-- What is required --
A complete answer retypes each of the records below precisely and includes none of the pictures.
[Dataset content Boundary: Start]
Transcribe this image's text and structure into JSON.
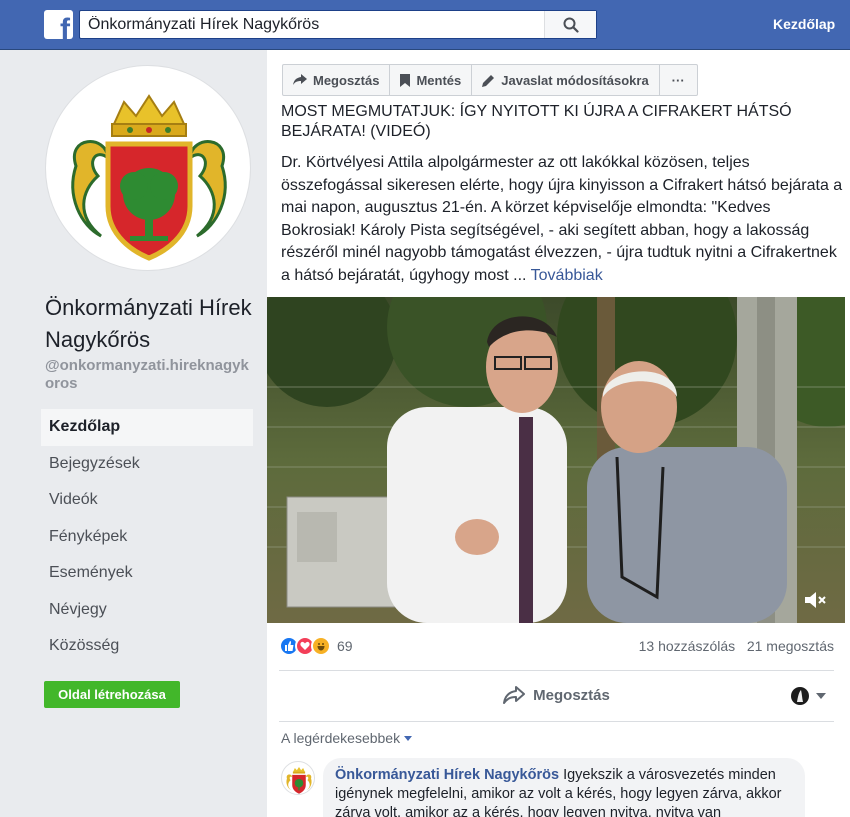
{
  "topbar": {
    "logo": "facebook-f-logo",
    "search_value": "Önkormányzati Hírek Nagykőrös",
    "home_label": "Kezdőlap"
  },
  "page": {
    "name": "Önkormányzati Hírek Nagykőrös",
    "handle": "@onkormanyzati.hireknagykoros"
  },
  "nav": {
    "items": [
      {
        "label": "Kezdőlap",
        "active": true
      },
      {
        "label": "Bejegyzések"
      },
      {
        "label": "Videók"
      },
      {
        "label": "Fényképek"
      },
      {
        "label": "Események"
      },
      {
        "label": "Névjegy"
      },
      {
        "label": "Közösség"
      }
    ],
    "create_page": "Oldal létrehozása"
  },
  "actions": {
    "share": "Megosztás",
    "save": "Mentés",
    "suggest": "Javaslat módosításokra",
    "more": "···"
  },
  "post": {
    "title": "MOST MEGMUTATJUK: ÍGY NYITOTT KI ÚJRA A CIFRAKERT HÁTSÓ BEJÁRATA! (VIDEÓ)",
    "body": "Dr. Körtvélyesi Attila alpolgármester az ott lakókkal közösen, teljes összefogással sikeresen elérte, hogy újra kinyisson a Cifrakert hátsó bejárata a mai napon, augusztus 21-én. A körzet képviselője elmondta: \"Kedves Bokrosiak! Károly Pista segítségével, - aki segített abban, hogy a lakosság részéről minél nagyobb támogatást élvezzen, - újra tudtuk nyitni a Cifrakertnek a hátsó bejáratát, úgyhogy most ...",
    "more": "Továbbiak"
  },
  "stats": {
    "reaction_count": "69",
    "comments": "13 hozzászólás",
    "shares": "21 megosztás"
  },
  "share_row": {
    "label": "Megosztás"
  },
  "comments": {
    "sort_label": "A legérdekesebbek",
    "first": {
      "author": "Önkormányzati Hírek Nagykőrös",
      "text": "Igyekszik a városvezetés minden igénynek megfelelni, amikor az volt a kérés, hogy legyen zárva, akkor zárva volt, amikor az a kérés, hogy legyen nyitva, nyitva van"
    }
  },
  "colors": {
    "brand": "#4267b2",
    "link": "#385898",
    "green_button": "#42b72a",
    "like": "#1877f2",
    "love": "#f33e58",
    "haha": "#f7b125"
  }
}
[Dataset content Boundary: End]
-- Answer box --
Transcribe this image's text and structure into JSON.
{
  "topbar": {
    "logo": "facebook-f-logo",
    "search_value": "Önkormányzati Hírek Nagykőrös",
    "home_label": "Kezdőlap"
  },
  "page": {
    "name": "Önkormányzati Hírek Nagykőrös",
    "handle": "@onkormanyzati.hireknagykoros"
  },
  "nav": {
    "items": [
      {
        "label": "Kezdőlap",
        "active": true
      },
      {
        "label": "Bejegyzések"
      },
      {
        "label": "Videók"
      },
      {
        "label": "Fényképek"
      },
      {
        "label": "Események"
      },
      {
        "label": "Névjegy"
      },
      {
        "label": "Közösség"
      }
    ],
    "create_page": "Oldal létrehozása"
  },
  "actions": {
    "share": "Megosztás",
    "save": "Mentés",
    "suggest": "Javaslat módosításokra",
    "more": "···"
  },
  "post": {
    "title": "MOST MEGMUTATJUK: ÍGY NYITOTT KI ÚJRA A CIFRAKERT HÁTSÓ BEJÁRATA! (VIDEÓ)",
    "body": "Dr. Körtvélyesi Attila alpolgármester az ott lakókkal közösen, teljes összefogással sikeresen elérte, hogy újra kinyisson a Cifrakert hátsó bejárata a mai napon, augusztus 21-én. A körzet képviselője elmondta: \"Kedves Bokrosiak! Károly Pista segítségével, - aki segített abban, hogy a lakosság részéről minél nagyobb támogatást élvezzen, - újra tudtuk nyitni a Cifrakertnek a hátsó bejáratát, úgyhogy most ...",
    "more": "Továbbiak"
  },
  "stats": {
    "reaction_count": "69",
    "comments": "13 hozzászólás",
    "shares": "21 megosztás"
  },
  "share_row": {
    "label": "Megosztás"
  },
  "comments": {
    "sort_label": "A legérdekesebbek",
    "first": {
      "author": "Önkormányzati Hírek Nagykőrös",
      "text": "Igyekszik a városvezetés minden igénynek megfelelni, amikor az volt a kérés, hogy legyen zárva, akkor zárva volt, amikor az a kérés, hogy legyen nyitva, nyitva van"
    }
  },
  "colors": {
    "brand": "#4267b2",
    "link": "#385898",
    "green_button": "#42b72a",
    "like": "#1877f2",
    "love": "#f33e58",
    "haha": "#f7b125"
  }
}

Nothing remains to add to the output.